_What you should do:_
Carry over every entry exactly as written, though not the pictures it contains.

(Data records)
═══
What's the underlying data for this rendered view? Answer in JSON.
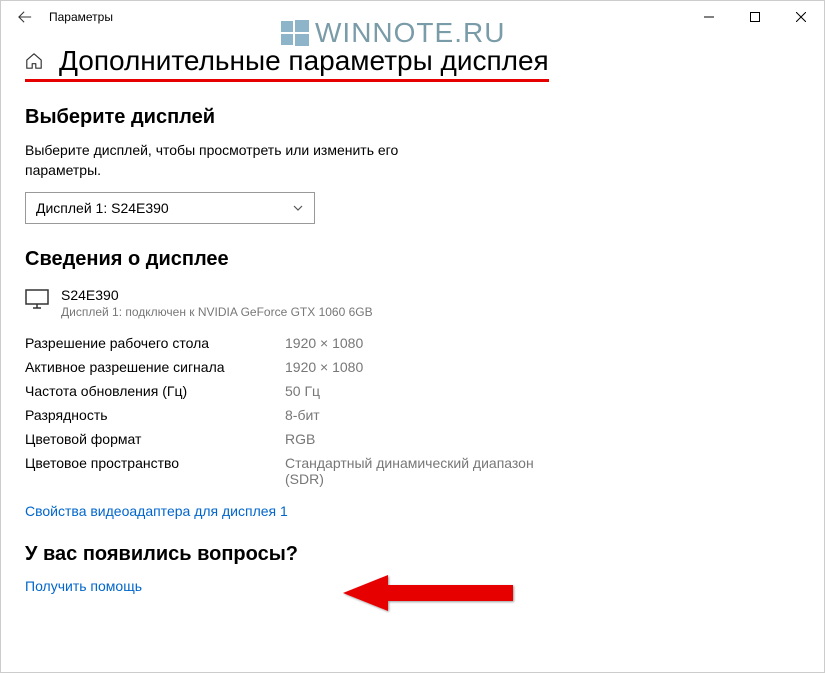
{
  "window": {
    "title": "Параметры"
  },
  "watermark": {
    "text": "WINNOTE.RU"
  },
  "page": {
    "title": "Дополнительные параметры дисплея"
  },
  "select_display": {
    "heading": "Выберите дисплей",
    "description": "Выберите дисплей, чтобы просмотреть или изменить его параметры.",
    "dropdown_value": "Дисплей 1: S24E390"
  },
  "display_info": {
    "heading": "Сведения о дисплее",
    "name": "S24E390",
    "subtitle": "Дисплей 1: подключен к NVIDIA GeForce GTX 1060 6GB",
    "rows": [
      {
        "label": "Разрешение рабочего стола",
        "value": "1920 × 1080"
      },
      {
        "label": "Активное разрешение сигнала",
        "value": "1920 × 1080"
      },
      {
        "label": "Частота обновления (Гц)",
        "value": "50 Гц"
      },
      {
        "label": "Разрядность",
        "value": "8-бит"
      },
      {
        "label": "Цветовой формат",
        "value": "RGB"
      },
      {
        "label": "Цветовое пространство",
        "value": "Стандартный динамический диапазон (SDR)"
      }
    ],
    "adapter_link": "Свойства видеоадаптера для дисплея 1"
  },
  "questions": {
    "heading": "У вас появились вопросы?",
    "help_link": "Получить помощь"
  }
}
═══
_Answer section:_
What's the underlying data for this rendered view? Answer in JSON.
{
  "window": {
    "title": "Параметры"
  },
  "watermark": {
    "text": "WINNOTE.RU"
  },
  "page": {
    "title": "Дополнительные параметры дисплея"
  },
  "select_display": {
    "heading": "Выберите дисплей",
    "description": "Выберите дисплей, чтобы просмотреть или изменить его параметры.",
    "dropdown_value": "Дисплей 1: S24E390"
  },
  "display_info": {
    "heading": "Сведения о дисплее",
    "name": "S24E390",
    "subtitle": "Дисплей 1: подключен к NVIDIA GeForce GTX 1060 6GB",
    "rows": [
      {
        "label": "Разрешение рабочего стола",
        "value": "1920 × 1080"
      },
      {
        "label": "Активное разрешение сигнала",
        "value": "1920 × 1080"
      },
      {
        "label": "Частота обновления (Гц)",
        "value": "50 Гц"
      },
      {
        "label": "Разрядность",
        "value": "8-бит"
      },
      {
        "label": "Цветовой формат",
        "value": "RGB"
      },
      {
        "label": "Цветовое пространство",
        "value": "Стандартный динамический диапазон (SDR)"
      }
    ],
    "adapter_link": "Свойства видеоадаптера для дисплея 1"
  },
  "questions": {
    "heading": "У вас появились вопросы?",
    "help_link": "Получить помощь"
  }
}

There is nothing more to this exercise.